[Excerpts from an interface dataset]
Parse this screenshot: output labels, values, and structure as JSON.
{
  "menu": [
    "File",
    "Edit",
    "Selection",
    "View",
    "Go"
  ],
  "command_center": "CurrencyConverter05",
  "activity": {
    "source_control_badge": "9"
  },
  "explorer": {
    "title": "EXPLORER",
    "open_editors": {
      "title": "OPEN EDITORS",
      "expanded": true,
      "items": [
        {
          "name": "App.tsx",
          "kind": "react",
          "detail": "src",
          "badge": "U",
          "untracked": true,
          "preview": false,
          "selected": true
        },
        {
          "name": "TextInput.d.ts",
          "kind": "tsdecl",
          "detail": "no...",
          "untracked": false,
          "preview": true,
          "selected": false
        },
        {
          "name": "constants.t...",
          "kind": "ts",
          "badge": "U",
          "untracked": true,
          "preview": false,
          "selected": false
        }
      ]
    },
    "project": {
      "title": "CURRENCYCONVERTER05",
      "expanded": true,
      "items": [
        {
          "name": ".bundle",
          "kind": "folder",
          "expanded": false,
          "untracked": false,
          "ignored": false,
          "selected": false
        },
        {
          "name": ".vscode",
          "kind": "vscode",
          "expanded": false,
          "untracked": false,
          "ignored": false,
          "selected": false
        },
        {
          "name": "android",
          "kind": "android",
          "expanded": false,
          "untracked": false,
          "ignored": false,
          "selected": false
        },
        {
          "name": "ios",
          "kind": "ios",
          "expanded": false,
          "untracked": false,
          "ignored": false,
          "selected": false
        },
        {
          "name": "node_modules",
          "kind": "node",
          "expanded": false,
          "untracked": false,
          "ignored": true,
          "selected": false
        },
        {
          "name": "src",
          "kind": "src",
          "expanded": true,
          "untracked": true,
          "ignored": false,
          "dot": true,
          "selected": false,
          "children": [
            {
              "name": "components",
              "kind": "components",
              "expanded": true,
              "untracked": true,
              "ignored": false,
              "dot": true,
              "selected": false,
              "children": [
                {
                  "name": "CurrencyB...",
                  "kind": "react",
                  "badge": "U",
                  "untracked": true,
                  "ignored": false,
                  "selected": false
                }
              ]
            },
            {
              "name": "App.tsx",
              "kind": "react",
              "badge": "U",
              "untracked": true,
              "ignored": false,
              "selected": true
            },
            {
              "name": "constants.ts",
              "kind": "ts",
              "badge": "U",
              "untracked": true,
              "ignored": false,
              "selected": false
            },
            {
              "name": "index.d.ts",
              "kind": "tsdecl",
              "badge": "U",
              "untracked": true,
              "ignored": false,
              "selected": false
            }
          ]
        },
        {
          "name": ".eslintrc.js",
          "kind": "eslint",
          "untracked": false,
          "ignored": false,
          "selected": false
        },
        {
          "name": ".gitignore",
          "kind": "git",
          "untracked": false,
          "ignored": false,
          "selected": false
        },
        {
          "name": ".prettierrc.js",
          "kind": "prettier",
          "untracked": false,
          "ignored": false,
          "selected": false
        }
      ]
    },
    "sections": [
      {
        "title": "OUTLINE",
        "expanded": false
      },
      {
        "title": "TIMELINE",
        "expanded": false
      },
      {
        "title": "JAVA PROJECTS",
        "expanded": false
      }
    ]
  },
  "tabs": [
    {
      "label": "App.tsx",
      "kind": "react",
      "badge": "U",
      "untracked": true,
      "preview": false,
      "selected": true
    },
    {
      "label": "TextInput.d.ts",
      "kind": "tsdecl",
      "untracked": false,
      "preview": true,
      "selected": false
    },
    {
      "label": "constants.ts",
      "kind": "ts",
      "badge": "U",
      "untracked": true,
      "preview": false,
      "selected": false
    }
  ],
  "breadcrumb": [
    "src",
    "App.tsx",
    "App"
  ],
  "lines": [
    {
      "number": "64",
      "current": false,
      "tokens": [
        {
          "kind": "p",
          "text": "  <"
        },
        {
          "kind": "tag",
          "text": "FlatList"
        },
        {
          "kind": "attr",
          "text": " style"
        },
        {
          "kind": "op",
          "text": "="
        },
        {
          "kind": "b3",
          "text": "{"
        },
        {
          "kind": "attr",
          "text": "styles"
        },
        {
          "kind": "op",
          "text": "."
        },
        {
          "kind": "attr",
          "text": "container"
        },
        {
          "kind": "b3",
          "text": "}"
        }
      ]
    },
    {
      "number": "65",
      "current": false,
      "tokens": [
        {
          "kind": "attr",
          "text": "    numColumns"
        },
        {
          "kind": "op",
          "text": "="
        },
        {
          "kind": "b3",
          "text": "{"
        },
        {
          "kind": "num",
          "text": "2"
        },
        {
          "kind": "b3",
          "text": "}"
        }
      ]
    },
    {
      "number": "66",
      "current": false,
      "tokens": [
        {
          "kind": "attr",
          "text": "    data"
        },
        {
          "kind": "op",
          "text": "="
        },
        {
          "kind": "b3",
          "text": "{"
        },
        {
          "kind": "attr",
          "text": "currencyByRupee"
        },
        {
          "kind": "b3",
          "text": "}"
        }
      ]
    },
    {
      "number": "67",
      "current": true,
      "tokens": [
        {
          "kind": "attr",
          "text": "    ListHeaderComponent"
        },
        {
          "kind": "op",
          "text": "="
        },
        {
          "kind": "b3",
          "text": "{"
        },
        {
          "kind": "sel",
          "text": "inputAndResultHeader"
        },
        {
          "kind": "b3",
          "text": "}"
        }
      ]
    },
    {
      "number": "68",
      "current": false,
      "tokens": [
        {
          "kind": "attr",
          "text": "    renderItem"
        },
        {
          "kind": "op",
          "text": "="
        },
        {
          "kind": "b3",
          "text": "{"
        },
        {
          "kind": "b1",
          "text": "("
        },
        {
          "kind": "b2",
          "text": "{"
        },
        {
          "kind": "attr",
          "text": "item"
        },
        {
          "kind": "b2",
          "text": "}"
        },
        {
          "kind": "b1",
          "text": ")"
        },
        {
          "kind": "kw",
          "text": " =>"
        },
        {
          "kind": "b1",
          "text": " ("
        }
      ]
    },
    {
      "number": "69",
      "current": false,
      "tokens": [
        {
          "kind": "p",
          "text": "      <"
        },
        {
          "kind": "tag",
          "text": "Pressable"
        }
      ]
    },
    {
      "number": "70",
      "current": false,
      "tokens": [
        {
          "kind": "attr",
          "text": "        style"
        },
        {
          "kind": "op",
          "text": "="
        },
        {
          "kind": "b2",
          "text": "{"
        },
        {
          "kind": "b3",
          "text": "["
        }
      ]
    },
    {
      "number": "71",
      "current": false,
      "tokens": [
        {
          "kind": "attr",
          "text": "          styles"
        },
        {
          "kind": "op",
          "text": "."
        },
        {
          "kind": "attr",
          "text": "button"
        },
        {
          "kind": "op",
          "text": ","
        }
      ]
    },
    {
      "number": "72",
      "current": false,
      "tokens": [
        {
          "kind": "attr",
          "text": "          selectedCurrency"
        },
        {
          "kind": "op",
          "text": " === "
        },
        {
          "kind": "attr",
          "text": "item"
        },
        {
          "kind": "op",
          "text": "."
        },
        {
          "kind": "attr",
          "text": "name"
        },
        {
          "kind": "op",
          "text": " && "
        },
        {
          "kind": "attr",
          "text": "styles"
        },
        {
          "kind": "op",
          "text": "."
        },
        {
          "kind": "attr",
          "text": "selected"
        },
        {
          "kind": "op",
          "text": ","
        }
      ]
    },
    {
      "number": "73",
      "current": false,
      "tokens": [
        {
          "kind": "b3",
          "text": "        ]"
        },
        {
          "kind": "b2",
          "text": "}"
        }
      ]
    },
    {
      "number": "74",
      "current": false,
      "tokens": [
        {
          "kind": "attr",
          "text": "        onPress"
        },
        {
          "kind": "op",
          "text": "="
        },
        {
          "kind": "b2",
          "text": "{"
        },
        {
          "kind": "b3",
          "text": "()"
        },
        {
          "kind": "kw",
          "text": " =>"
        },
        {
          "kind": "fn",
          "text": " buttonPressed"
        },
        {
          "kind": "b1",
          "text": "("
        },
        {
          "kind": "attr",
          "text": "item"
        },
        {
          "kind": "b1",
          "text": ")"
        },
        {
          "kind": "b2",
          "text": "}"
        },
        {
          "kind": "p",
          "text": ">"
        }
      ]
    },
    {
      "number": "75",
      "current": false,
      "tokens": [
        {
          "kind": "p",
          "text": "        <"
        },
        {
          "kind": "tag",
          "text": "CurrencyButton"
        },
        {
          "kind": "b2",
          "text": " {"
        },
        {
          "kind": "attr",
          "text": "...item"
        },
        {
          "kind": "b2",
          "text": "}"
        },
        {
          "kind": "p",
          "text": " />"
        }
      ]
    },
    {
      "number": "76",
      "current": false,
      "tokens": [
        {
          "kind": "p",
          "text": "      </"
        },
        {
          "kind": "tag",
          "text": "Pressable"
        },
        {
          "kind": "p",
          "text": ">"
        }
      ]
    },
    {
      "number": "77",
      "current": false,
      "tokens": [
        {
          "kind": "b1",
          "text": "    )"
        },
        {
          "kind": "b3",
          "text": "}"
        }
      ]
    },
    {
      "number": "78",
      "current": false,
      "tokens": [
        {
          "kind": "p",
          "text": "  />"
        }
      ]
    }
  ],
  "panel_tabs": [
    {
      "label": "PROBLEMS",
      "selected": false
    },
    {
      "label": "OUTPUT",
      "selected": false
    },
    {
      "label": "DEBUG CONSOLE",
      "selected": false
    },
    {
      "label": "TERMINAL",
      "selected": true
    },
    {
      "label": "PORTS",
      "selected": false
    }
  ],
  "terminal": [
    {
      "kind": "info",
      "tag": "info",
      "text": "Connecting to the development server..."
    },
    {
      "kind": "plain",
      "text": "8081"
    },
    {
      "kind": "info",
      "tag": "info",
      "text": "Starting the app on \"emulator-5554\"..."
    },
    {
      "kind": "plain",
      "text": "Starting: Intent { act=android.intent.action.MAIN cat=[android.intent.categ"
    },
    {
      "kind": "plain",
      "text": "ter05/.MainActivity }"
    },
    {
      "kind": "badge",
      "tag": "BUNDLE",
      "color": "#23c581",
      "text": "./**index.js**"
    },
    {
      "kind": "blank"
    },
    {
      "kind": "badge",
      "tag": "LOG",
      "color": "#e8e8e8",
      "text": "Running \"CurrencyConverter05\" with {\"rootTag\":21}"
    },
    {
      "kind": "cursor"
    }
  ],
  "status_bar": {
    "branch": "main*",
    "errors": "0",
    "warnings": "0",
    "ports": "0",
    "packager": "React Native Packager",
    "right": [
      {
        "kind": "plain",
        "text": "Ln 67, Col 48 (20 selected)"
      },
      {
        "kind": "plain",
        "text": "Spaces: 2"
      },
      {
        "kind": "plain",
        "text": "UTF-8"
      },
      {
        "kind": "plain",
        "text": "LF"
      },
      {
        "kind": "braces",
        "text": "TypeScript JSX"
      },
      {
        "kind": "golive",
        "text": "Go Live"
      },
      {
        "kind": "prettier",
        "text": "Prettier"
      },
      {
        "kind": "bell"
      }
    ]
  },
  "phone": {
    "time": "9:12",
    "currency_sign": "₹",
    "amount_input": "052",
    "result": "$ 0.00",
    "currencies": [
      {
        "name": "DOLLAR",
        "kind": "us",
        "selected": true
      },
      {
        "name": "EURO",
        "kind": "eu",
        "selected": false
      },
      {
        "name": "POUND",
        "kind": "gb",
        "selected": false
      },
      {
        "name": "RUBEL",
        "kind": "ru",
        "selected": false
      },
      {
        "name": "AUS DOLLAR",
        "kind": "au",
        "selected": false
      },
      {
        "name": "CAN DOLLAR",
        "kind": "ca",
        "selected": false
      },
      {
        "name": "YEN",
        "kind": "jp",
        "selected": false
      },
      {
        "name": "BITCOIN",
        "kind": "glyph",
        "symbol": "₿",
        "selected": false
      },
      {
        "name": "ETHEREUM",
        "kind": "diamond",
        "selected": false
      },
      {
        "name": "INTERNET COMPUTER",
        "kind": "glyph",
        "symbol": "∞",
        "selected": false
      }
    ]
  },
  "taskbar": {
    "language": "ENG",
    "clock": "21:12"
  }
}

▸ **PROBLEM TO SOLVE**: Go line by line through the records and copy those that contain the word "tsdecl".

▸ **EXERCISE ANSWER**:
          "kind": "tsdecl",
              "kind": "tsdecl",
      "kind": "tsdecl",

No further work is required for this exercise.